AIM OF THE EXERCISE
Every line containing the word "время" is to be copied from the data below.

Data about app and page elements
***
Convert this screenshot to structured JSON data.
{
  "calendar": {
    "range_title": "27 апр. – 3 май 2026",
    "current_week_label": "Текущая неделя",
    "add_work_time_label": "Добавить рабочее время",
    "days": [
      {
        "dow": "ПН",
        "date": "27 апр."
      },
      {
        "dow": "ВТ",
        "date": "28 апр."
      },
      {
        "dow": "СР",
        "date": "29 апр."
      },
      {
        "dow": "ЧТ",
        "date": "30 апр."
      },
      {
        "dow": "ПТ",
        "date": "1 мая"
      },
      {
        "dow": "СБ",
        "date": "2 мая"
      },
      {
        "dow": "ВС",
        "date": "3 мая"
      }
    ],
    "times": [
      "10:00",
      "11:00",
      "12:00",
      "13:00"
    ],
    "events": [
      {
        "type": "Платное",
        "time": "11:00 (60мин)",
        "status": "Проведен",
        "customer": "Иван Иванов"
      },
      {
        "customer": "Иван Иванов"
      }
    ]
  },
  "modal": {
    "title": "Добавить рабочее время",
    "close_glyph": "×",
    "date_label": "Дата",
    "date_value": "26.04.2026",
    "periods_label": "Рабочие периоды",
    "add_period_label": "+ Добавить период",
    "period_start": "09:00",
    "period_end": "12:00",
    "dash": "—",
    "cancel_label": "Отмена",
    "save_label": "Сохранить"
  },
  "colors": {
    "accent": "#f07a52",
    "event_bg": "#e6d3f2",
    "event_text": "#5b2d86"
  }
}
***
ANSWER BOX
    "add_work_time_label": "Добавить рабочее время",
    "title": "Добавить рабочее время",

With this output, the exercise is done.